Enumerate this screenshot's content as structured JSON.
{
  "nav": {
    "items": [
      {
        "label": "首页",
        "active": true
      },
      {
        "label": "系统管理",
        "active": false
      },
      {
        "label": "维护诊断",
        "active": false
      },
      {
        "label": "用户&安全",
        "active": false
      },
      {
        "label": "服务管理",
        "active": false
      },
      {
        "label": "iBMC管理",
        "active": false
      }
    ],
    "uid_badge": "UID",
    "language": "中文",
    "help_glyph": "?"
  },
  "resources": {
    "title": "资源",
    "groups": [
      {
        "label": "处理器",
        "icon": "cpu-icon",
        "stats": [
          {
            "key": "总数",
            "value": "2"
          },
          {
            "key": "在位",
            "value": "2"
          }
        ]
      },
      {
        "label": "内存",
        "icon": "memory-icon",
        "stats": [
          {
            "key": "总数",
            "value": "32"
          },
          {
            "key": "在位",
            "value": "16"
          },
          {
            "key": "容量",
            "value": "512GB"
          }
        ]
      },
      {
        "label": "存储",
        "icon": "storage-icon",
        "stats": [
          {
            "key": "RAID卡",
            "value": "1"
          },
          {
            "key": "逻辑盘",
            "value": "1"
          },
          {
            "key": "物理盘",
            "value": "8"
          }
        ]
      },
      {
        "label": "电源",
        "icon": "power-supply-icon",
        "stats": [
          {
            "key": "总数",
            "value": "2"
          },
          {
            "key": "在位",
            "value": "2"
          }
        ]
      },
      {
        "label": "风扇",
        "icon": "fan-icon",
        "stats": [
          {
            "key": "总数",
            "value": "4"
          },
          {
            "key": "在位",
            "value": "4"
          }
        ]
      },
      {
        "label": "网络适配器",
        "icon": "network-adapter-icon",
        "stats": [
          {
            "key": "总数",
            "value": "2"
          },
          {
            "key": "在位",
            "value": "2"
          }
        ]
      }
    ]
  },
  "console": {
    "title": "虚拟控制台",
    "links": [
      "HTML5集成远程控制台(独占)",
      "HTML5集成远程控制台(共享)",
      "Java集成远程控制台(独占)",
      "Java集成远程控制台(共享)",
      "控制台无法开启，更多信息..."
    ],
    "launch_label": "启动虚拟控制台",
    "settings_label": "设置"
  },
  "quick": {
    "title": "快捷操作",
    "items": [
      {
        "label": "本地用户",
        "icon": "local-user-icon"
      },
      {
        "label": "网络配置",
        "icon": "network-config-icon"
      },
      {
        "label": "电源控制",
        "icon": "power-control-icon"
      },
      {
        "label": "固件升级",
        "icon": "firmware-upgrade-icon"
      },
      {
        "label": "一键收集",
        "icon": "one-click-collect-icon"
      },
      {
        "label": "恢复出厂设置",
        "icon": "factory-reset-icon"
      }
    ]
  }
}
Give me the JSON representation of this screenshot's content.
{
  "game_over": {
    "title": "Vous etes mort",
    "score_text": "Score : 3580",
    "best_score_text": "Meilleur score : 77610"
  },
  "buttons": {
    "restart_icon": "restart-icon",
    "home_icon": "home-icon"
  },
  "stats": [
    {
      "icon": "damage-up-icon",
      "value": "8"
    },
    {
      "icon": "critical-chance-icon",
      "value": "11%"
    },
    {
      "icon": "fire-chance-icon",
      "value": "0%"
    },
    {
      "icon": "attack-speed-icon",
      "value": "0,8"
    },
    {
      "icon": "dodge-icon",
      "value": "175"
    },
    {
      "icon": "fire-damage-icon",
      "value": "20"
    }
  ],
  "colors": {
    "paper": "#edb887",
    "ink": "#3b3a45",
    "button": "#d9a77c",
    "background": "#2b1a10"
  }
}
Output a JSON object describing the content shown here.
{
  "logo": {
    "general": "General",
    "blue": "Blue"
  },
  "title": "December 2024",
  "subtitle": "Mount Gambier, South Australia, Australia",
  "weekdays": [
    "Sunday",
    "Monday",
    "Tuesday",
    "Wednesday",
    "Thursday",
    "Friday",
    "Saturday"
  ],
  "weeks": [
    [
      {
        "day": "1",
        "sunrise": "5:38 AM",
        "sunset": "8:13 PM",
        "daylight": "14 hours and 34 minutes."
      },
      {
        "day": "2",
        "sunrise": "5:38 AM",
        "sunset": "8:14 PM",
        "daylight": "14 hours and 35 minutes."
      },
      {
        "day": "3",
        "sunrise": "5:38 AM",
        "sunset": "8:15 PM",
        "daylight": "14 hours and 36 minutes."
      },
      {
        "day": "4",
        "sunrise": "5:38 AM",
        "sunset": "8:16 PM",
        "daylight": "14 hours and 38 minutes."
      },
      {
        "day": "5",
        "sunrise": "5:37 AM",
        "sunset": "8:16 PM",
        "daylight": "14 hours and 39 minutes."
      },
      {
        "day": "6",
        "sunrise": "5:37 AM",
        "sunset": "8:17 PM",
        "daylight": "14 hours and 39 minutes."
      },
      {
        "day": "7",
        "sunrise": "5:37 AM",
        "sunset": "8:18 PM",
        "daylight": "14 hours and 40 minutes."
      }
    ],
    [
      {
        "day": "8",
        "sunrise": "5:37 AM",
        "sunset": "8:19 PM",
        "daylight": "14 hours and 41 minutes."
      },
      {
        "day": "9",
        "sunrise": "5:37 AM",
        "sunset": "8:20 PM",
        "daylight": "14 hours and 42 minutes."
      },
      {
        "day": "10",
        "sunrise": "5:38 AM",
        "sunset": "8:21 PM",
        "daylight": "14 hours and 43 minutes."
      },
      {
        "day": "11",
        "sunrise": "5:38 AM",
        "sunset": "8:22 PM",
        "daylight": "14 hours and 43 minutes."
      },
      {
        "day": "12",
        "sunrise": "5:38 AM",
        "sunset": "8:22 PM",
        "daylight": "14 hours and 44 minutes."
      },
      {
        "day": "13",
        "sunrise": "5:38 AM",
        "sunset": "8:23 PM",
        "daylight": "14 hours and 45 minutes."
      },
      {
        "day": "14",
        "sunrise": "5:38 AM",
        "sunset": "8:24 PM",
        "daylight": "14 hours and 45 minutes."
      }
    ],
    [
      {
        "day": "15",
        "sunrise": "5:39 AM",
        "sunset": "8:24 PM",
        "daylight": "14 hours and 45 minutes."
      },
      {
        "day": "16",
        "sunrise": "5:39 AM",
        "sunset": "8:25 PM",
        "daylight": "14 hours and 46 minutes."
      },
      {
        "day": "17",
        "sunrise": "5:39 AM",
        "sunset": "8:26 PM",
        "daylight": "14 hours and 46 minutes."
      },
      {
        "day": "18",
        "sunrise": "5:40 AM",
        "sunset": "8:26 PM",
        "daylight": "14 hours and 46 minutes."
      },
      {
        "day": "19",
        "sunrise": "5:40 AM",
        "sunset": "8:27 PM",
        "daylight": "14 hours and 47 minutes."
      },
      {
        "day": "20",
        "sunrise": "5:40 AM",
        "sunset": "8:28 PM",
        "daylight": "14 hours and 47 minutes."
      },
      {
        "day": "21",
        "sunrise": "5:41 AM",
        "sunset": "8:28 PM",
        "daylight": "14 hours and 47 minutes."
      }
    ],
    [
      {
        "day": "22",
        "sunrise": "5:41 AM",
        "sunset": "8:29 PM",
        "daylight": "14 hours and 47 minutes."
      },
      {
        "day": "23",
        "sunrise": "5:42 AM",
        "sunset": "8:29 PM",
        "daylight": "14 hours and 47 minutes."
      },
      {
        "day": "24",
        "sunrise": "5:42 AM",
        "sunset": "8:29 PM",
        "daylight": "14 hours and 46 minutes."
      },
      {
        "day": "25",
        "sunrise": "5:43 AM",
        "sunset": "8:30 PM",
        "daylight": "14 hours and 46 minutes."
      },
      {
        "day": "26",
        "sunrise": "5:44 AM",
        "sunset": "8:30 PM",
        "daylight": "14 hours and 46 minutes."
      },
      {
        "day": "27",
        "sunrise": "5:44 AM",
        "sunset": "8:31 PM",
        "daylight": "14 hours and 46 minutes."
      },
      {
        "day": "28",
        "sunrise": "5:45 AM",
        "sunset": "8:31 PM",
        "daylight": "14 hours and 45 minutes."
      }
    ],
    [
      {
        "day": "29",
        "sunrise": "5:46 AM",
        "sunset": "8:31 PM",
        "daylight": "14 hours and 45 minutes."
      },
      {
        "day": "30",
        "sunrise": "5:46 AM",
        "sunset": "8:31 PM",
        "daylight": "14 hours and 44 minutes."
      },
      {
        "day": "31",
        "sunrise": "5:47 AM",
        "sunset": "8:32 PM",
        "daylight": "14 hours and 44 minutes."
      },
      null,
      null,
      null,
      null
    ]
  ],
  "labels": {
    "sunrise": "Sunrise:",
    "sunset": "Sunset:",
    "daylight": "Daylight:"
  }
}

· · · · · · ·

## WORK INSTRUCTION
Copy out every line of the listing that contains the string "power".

## WRITTEN REPLY
        "icon": "power-supply-icon",
        "icon": "power-control-icon"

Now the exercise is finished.